==== THE DATA

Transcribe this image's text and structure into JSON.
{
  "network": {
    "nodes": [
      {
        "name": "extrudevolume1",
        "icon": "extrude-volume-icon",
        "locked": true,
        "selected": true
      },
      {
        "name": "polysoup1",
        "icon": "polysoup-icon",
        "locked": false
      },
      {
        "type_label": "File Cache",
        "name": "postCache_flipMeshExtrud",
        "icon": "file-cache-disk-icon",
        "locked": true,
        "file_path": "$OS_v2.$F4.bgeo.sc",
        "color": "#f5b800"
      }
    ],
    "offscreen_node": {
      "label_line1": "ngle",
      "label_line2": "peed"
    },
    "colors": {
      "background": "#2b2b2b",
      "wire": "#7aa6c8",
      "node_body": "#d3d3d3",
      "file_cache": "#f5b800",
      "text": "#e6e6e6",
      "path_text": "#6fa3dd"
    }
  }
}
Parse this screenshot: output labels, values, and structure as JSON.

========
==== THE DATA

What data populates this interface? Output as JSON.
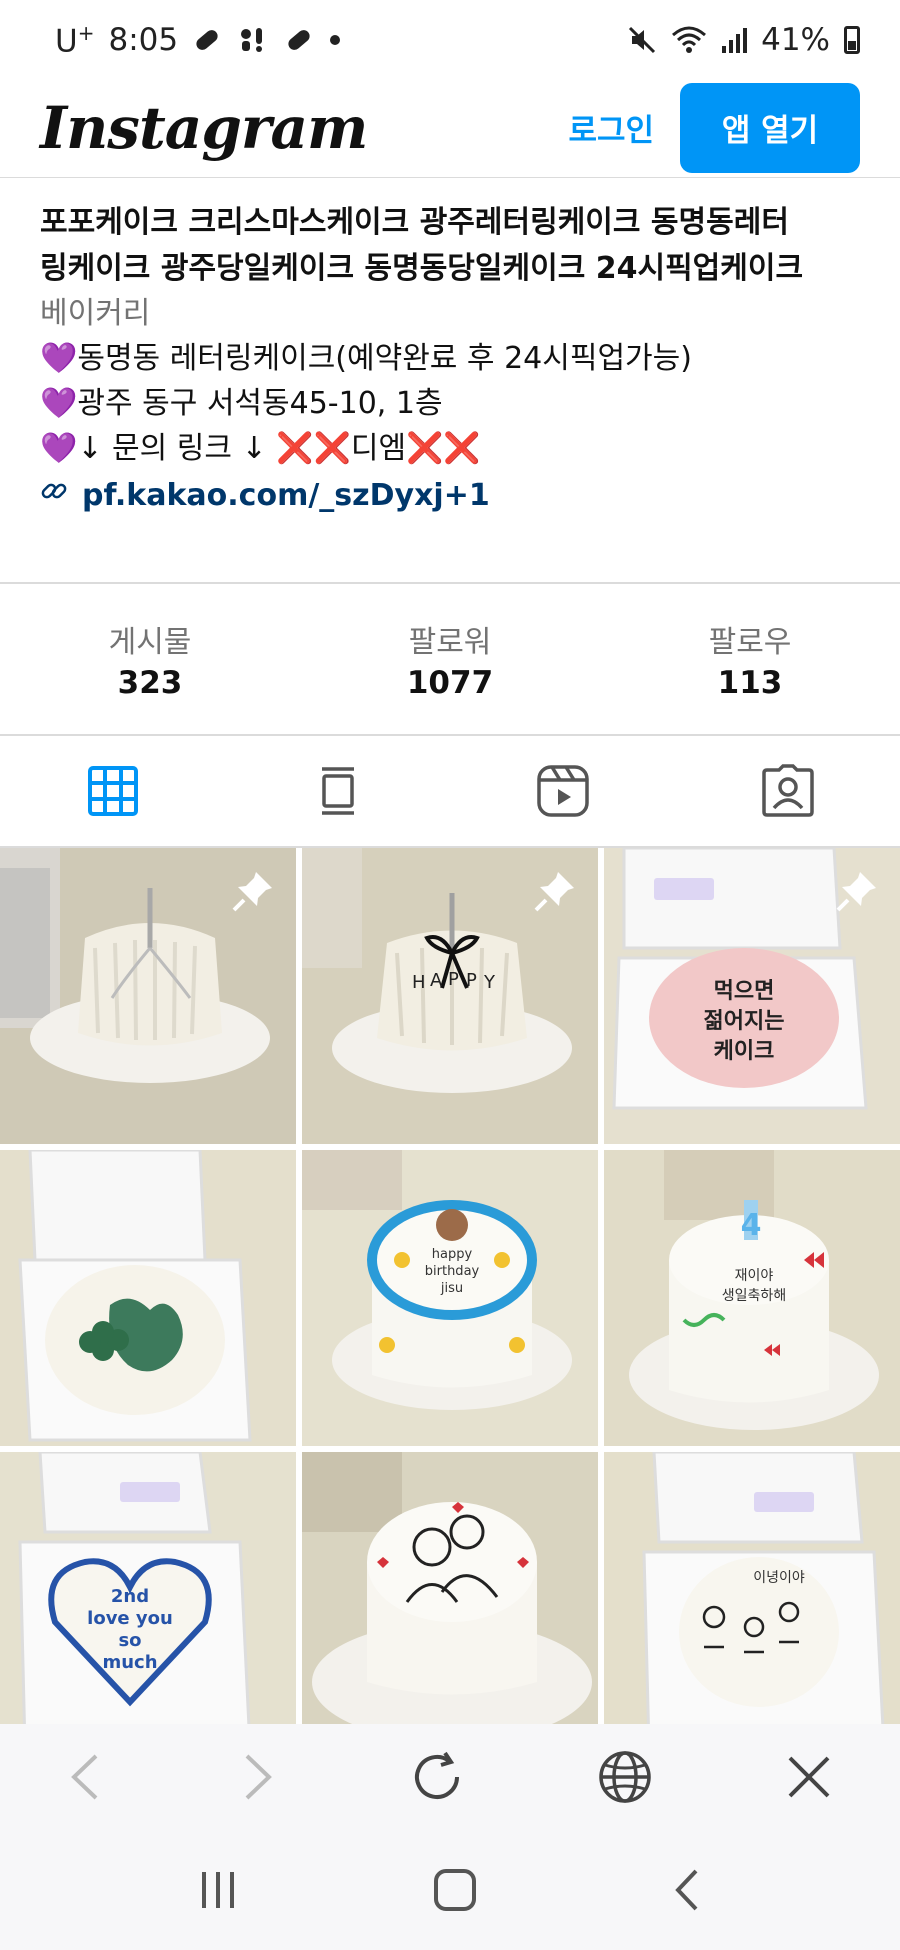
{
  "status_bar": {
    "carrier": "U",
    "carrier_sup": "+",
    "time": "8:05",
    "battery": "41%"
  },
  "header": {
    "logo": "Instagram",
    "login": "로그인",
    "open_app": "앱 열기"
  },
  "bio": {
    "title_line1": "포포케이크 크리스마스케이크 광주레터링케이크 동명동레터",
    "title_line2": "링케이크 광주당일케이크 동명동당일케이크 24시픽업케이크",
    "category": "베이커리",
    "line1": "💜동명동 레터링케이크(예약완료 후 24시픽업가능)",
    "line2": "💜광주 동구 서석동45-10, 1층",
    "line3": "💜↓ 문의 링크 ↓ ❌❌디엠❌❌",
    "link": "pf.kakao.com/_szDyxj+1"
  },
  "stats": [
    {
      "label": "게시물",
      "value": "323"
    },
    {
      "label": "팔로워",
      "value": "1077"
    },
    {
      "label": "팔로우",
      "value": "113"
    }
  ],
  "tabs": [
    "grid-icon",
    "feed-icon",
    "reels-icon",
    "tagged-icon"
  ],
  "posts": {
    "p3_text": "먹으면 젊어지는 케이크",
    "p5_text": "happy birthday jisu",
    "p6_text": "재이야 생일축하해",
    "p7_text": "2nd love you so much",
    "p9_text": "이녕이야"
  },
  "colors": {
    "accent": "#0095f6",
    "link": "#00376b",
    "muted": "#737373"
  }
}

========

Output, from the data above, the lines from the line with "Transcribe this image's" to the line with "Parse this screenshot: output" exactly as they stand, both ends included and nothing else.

### ANSWER SPACE
Transcribe this image's text and structure into JSON.
{
  "network": {
    "nodes": [
      {
        "name": "extrudevolume1",
        "icon": "extrude-volume-icon",
        "locked": true,
        "selected": true
      },
      {
        "name": "polysoup1",
        "icon": "polysoup-icon",
        "locked": false
      },
      {
        "type_label": "File Cache",
        "name": "postCache_flipMeshExtrud",
        "icon": "file-cache-disk-icon",
        "locked": true,
        "file_path": "$OS_v2.$F4.bgeo.sc",
        "color": "#f5b800"
      }
    ],
    "offscreen_node": {
      "label_line1": "ngle",
      "label_line2": "peed"
    },
    "colors": {
      "background": "#2b2b2b",
      "wire": "#7aa6c8",
      "node_body": "#d3d3d3",
      "file_cache": "#f5b800",
      "text": "#e6e6e6",
      "path_text": "#6fa3dd"
    }
  }
}
Parse this screenshot: output labels, values, and structure as JSON.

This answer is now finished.